Share your outdoor passion at

That’s our show…with research and writing help from Sarah Loden… For Texas Parks and Wildlife…I’m Cecilia Nasti.

A Short History of Thanksgiving

Monday, November 24th, 2008

Passport to Texas from Texas Parks and Wildlife

Thanksgiving, a “uniquely” American observance is, in fact, a variation on an Old English harvest tradition, which makes sense as the colonists came from Britain.

What we know as Thanksgiving—centuries ago—was actually called Lammas. And that means Loaf Mass in Old English.

Cynthia Brandimarte is program director for Texas historic sites. On Lammas, farmers brought loaves of bread to mass as a token of thanksgiving.
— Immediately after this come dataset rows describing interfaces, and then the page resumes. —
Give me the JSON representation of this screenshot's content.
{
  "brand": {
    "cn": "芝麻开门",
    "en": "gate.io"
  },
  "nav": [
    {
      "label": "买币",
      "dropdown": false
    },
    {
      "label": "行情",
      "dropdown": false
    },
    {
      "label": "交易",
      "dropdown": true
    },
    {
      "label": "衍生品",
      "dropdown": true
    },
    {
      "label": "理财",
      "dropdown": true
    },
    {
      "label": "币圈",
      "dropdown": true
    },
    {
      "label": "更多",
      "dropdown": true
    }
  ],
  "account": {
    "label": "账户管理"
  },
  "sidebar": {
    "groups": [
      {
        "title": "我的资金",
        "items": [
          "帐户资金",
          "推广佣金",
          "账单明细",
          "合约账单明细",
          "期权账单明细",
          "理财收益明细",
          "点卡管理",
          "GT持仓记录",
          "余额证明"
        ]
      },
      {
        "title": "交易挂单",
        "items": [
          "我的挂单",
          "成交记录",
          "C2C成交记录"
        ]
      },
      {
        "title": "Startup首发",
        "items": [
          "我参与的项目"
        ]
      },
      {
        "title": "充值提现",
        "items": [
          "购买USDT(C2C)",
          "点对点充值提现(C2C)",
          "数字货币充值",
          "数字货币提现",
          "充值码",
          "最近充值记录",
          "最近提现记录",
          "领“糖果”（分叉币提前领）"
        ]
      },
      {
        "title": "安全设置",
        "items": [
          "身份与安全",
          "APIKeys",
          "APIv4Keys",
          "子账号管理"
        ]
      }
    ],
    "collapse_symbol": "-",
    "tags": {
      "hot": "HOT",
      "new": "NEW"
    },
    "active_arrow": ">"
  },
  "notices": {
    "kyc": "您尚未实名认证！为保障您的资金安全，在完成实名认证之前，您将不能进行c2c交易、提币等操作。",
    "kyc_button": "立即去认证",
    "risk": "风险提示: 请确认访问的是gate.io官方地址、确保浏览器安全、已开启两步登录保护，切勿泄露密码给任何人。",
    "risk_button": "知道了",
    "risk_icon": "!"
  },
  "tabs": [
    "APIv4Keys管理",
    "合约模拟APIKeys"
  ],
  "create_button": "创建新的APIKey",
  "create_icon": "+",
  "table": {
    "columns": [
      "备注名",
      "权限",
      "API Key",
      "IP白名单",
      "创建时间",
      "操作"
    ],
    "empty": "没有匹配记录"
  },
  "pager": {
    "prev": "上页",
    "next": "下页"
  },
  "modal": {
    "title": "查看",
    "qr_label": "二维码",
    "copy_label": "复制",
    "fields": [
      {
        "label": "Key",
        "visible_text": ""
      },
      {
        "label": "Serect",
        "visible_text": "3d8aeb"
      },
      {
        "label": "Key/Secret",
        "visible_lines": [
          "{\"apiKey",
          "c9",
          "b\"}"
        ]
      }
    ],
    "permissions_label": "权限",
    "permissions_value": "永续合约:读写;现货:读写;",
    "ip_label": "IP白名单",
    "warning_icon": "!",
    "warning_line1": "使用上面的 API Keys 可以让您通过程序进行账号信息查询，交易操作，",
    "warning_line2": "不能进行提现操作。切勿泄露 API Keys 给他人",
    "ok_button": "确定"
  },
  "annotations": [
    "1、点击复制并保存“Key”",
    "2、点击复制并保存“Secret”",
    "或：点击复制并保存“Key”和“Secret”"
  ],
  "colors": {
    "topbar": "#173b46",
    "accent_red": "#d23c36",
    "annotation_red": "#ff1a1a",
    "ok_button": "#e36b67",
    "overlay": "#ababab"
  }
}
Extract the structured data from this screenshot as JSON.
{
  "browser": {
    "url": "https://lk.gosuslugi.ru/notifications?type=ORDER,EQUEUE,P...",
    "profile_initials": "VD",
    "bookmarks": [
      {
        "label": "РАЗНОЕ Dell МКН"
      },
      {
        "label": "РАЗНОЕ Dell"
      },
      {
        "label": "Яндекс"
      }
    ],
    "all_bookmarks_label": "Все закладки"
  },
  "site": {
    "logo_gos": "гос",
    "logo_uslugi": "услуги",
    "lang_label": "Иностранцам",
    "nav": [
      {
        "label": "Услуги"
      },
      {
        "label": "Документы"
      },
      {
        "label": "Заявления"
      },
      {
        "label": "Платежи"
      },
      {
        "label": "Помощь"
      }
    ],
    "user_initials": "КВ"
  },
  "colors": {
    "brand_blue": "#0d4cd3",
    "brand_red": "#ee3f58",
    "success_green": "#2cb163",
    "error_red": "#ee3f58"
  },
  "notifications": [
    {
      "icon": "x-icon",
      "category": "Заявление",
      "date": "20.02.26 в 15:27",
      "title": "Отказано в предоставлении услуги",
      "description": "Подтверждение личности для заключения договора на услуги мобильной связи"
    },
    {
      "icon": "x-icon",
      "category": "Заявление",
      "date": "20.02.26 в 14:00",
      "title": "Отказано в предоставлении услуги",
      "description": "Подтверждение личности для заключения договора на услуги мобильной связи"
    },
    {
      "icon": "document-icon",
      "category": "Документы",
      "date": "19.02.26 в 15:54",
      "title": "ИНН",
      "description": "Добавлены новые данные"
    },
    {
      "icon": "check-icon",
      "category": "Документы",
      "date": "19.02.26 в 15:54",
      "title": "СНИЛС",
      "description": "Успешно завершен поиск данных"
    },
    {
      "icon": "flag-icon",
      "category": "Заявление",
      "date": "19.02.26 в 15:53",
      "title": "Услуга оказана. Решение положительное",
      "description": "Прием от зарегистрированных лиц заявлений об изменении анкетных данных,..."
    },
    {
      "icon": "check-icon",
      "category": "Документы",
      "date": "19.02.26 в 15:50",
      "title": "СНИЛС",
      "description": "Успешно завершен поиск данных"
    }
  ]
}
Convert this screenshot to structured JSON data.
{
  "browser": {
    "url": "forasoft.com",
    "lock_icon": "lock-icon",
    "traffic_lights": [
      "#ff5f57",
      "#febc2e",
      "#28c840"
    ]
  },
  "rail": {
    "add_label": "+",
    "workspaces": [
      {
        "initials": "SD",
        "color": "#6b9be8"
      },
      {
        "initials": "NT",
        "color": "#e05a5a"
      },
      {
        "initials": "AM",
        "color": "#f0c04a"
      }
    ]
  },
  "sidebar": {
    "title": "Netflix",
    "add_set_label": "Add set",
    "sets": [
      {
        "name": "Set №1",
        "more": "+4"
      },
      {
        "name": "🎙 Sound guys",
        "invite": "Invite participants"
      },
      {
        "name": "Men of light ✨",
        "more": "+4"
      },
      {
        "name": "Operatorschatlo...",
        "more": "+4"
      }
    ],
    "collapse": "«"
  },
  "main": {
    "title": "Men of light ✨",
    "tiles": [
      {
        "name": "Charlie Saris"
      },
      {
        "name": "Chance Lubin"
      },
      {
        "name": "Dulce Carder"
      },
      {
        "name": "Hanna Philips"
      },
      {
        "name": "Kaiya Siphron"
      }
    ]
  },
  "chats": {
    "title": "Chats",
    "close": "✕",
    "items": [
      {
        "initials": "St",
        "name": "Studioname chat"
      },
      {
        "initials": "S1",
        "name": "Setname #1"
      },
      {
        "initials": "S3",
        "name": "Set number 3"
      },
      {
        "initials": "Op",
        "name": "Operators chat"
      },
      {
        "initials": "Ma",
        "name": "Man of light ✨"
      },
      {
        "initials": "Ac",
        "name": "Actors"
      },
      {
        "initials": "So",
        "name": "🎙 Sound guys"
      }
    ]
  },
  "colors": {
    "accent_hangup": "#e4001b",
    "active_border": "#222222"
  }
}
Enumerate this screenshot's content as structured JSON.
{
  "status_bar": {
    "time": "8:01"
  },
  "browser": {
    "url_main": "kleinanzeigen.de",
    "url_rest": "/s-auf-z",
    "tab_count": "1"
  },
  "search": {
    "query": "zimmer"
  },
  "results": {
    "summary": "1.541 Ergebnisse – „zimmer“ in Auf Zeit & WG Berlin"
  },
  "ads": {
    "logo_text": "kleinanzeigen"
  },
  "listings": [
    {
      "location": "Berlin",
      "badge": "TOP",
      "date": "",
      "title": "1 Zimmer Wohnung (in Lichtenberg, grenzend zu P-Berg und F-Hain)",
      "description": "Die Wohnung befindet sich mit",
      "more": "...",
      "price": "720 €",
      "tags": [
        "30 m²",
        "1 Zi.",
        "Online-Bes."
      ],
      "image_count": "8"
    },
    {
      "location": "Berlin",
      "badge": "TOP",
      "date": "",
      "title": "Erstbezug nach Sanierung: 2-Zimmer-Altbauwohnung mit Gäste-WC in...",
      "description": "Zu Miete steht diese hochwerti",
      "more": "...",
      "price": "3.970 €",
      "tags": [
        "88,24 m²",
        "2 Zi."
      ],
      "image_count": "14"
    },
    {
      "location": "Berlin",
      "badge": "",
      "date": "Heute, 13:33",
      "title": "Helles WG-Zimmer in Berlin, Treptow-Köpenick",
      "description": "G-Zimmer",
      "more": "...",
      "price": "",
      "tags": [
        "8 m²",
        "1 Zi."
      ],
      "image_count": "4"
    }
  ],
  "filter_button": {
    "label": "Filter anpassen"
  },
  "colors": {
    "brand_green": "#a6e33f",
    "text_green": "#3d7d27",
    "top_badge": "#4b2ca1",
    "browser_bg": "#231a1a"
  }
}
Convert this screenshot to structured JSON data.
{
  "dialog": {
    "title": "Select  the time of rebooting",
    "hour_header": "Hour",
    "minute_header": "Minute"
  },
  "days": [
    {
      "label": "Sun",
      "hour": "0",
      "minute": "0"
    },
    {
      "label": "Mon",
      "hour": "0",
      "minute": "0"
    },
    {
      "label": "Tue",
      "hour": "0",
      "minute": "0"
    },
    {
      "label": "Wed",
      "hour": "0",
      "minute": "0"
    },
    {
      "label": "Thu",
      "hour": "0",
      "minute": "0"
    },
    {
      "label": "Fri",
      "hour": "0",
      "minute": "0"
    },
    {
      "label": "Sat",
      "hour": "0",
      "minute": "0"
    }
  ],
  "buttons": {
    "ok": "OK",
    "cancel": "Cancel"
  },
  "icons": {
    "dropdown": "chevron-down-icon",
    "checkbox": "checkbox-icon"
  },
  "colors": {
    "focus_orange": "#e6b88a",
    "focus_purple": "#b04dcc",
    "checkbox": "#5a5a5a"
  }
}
It’s when breads were made from the season’s first grain crop. They were baked, blessed and broken. And it was celebrated on August first or thereabouts. Over some time, especially the 17th and 18th Century, Americans brought over the tradition of observing Thanksgiving at the end of the harvest, which would be closer to our late November date.

When New Englanders, the first to observe the day, moved west, they brought their traditions with them. However, Thanksgiving did not become a nationally recognized celebration until the mid 19th Century.

Sarah Josepha Hale, Editor of Goudy’s Ladies Book, took it upon herself to make it a widespread celebration; and that was in the 1840s.

At Thanksgiving, remember to give a nod of gratitude for nature’s bounty, and for the people who made this long weekend of food and football possible.

That’s our show for today… from all of us at Passport to Texas…we wish you a very happy Thanksgiving…For Texas Parks and Wildlife…I’m Cecilia Nasti.